WORK TO COMPLETE
The data is to be set down once more, exactly as it reads.

=== Section Start ===

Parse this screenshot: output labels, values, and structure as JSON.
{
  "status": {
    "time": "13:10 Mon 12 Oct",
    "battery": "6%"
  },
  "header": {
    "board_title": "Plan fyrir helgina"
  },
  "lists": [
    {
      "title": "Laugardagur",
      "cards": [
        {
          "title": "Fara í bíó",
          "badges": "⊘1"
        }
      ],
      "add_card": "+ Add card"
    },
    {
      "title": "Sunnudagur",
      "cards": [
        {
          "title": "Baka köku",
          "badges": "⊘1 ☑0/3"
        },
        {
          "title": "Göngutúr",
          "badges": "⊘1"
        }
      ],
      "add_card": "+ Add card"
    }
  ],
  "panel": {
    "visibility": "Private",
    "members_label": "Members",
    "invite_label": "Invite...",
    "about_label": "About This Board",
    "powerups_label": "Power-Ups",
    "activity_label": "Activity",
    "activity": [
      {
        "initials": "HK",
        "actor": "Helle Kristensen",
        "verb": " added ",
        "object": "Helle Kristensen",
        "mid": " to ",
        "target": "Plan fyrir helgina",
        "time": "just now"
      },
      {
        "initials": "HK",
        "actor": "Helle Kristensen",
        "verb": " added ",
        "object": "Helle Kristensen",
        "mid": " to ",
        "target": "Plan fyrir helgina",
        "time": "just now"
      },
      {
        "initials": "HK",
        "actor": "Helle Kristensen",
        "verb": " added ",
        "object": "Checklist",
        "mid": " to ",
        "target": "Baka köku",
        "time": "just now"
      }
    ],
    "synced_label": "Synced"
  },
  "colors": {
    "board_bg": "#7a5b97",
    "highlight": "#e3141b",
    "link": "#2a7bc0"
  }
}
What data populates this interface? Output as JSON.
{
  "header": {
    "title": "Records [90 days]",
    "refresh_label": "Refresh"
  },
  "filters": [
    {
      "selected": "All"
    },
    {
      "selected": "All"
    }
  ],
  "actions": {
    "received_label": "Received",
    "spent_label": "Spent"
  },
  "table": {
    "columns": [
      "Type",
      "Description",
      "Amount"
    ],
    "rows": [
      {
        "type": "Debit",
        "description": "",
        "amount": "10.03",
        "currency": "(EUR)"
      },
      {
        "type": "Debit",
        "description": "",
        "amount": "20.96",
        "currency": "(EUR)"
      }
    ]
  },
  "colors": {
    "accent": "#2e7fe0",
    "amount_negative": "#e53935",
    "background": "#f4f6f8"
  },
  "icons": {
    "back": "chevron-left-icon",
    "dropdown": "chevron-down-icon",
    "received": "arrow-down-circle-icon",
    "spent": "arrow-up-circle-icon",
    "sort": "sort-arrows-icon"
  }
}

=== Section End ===

TASK ANSWER
Parse this screenshot: output labels, values, and structure as JSON.
{
  "status": {
    "time": "13:10 Mon 12 Oct",
    "battery": "6%"
  },
  "header": {
    "board_title": "Plan fyrir helgina"
  },
  "lists": [
    {
      "title": "Laugardagur",
      "cards": [
        {
          "title": "Fara í bíó",
          "badges": "⊘1"
        }
      ],
      "add_card": "+ Add card"
    },
    {
      "title": "Sunnudagur",
      "cards": [
        {
          "title": "Baka köku",
          "badges": "⊘1 ☑0/3"
        },
        {
          "title": "Göngutúr",
          "badges": "⊘1"
        }
      ],
      "add_card": "+ Add card"
    }
  ],
  "panel": {
    "visibility": "Private",
    "members_label": "Members",
    "invite_label": "Invite...",
    "about_label": "About This Board",
    "powerups_label": "Power-Ups",
    "activity_label": "Activity",
    "activity": [
      {
        "initials": "HK",
        "actor": "Helle Kristensen",
        "verb": " added ",
        "object": "Helle Kristensen",
        "mid": " to ",
        "target": "Plan fyrir helgina",
        "time": "just now"
      },
      {
        "initials": "HK",
        "actor": "Helle Kristensen",
        "verb": " added ",
        "object": "Helle Kristensen",
        "mid": " to ",
        "target": "Plan fyrir helgina",
        "time": "just now"
      },
      {
        "initials": "HK",
        "actor": "Helle Kristensen",
        "verb": " added ",
        "object": "Checklist",
        "mid": " to ",
        "target": "Baka köku",
        "time": "just now"
      }
    ],
    "synced_label": "Synced"
  },
  "colors": {
    "board_bg": "#7a5b97",
    "highlight": "#e3141b",
    "link": "#2a7bc0"
  }
}
What data populates this interface? Output as JSON.
{
  "header": {
    "title": "Records [90 days]",
    "refresh_label": "Refresh"
  },
  "filters": [
    {
      "selected": "All"
    },
    {
      "selected": "All"
    }
  ],
  "actions": {
    "received_label": "Received",
    "spent_label": "Spent"
  },
  "table": {
    "columns": [
      "Type",
      "Description",
      "Amount"
    ],
    "rows": [
      {
        "type": "Debit",
        "description": "",
        "amount": "10.03",
        "currency": "(EUR)"
      },
      {
        "type": "Debit",
        "description": "",
        "amount": "20.96",
        "currency": "(EUR)"
      }
    ]
  },
  "colors": {
    "accent": "#2e7fe0",
    "amount_negative": "#e53935",
    "background": "#f4f6f8"
  },
  "icons": {
    "back": "chevron-left-icon",
    "dropdown": "chevron-down-icon",
    "received": "arrow-down-circle-icon",
    "spent": "arrow-up-circle-icon",
    "sort": "sort-arrows-icon"
  }
}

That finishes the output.